Nebraska can’t say that. To say that the Cornhuskers are at a crossroads would be a massive understatement. The loss today at Minnesota was the nadir of the program under Pelini. This staff has been unable to plug leaks in the defense for over a year and half. Ask any Husker fan, and they’ll be able to recite details of the three epic meltdowns last season.
- 36-30 loss at UCLA that saw the Bruins notch 653 yards.
- 63-38 loss at Ohio State.
- 70-31 loss to Wisconsin in the Big Ten title game that saw the Badgers gain 640 yards with 539 coming on the ground.
It was brutal. And, at times, it was embarrassing for the Huskers, especially the loss to the Badgers in the league title game when it often looked like Wisconsin could run any play it wanted and gain big yards.
In the offseason, the Nebraska staff talked about how the defensive issues would be solved, about how progress was being made. Some felt the injection of new, young players would help. But, when the 2013 season dawned, the Cornhusker defense looked similar to what it did last season.
Alarms were sounded after a 37-34 season-opening win over Wyoming that saw Nebraska allow 602 yards.
Pelini’s postgame quote: “Well, we’re 1-0 and I’m happy we’re 1-0, but obviously we’ve got a lot of work to do. I just told our team, whether you win the game by three or win 65-0, it’s never as good as you think it is, and it’s never as bad as you think it is.”
An awful 41-21 home loss to UCLA caused even more rumblings, as the Bruins roared back from a 21-10 halftime hole en route to notching 504 yards.
Pelini’s postgame quote: “The second half was a lot like last year. We made the tackles in the first half. I don’t know how many tackles we missed in that second half but it is a lot. We missed tackle after tackle after tackle.”
Shortly thereafter, a salacious recording of Pelini ripping fans back in 2011 was released, causing an uproar across the state.
Now, this loss at Minnesota is the latest body blow for the Husker program.

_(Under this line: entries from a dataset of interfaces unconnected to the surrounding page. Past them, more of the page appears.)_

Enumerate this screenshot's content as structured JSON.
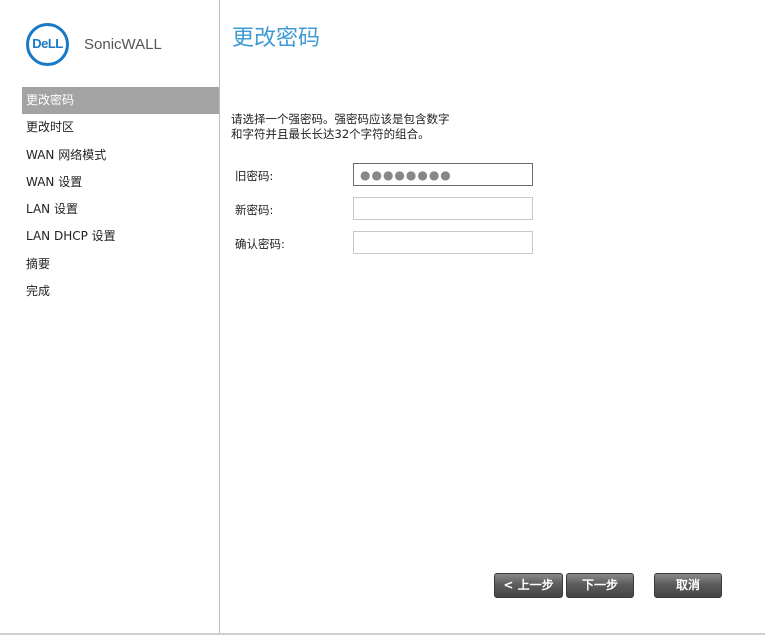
{
  "logo": {
    "mark_text": "DeLL",
    "brand_text": "SonicWALL"
  },
  "sidebar": {
    "items": [
      {
        "label": "更改密码",
        "active": true
      },
      {
        "label": "更改时区",
        "active": false
      },
      {
        "label": "WAN 网络模式",
        "active": false
      },
      {
        "label": "WAN 设置",
        "active": false
      },
      {
        "label": "LAN 设置",
        "active": false
      },
      {
        "label": "LAN DHCP 设置",
        "active": false
      },
      {
        "label": "摘要",
        "active": false
      },
      {
        "label": "完成",
        "active": false
      }
    ]
  },
  "main": {
    "title": "更改密码",
    "instructions": "请选择一个强密码。强密码应该是包含数字\n和字符并且最长长达32个字符的组合。",
    "fields": {
      "old_password": {
        "label": "旧密码:",
        "value": "●●●●●●●●"
      },
      "new_password": {
        "label": "新密码:",
        "value": ""
      },
      "confirm_password": {
        "label": "确认密码:",
        "value": ""
      }
    }
  },
  "buttons": {
    "back": "< 上一步",
    "next": "下一步",
    "cancel": "取消"
  },
  "colors": {
    "accent": "#3d9ad6",
    "brand_blue": "#1879c6",
    "active_nav": "#a3a3a3",
    "button": "#5c5c5c"
  }
}
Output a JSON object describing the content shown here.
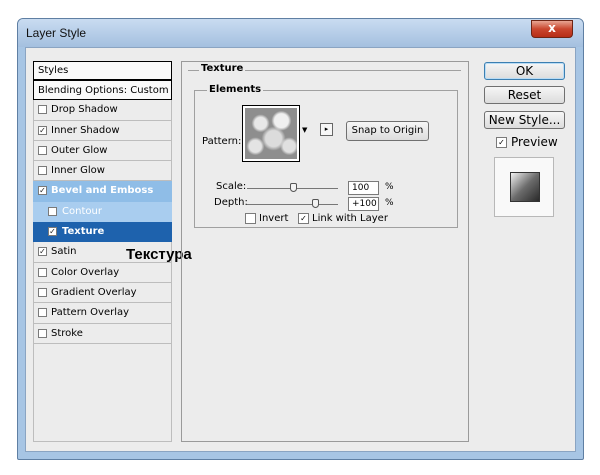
{
  "window": {
    "title": "Layer Style",
    "close_glyph": "x"
  },
  "style_list": {
    "header": "Styles",
    "blending": "Blending Options: Custom",
    "items": [
      {
        "label": "Drop Shadow",
        "checked": false
      },
      {
        "label": "Inner Shadow",
        "checked": true
      },
      {
        "label": "Outer Glow",
        "checked": false
      },
      {
        "label": "Inner Glow",
        "checked": false
      },
      {
        "label": "Bevel and Emboss",
        "checked": true,
        "selected": true
      },
      {
        "label": "Contour",
        "checked": false
      },
      {
        "label": "Texture",
        "checked": true,
        "active": true
      },
      {
        "label": "Satin",
        "checked": true
      },
      {
        "label": "Color Overlay",
        "checked": false
      },
      {
        "label": "Gradient Overlay",
        "checked": false
      },
      {
        "label": "Pattern Overlay",
        "checked": false
      },
      {
        "label": "Stroke",
        "checked": false
      }
    ],
    "annotation": "Текстура"
  },
  "texture": {
    "title": "Texture",
    "elements_title": "Elements",
    "pattern_label": "Pattern:",
    "snap_button": "Snap to Origin",
    "scale_label": "Scale:",
    "scale_value": "100",
    "scale_fraction": 0.5,
    "depth_label": "Depth:",
    "depth_value": "+100",
    "depth_fraction": 0.75,
    "pct": "%",
    "invert_label": "Invert",
    "invert_checked": false,
    "link_label": "Link with Layer",
    "link_checked": true
  },
  "buttons": {
    "ok": "OK",
    "reset": "Reset",
    "new_style": "New Style...",
    "preview_label": "Preview",
    "preview_checked": true
  },
  "colors": {
    "selection": "#8fbde7",
    "active_item": "#1e62ad",
    "close_button": "#c9462e"
  },
  "icons": {
    "checkmark": "✓",
    "dropdown_arrow": "▼",
    "preset_menu": "▸"
  }
}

The Cornhuskers are now 5-2 overall and 2-1 in the Big Ten. Yes, they are still in the Legends Division race. But, Nebraska will have an uphill climb. A struggling-but-desperate Northwestern team comes to Lincoln next week. Then there is a trip to Michigan, a visit from Michigan State, a trip to Penn State and visit from Iowa. The Huskers could lose as many four of those games.
The offense doesn’t get off the hook in today’s loss at Minnesota. Taylor Martinez missed the last three games dealing with a turf toe injury. He hadn’t played since the UCLA game on Sept. 14. And, it showed. Martinez hit just 16-of-30 passes for 139 yards with a touchdown and interception. He ran eight times for 16 yards. T-Magic made no appearances on this day.
|About Tom Dienhart||BTN.com senior writer Tom Dienhart is a veteran sports journalist who covers Big Ten football and men’s basketball for BTN.com and BTN TV. Find him on Twitter and Facebook, read all of his work at btn.com/tomdienhart, and subscribe to his posts via RSS. Also, send questions to his weekly mailbag using the form below and read all of his previous answers in his reader mailbag section.|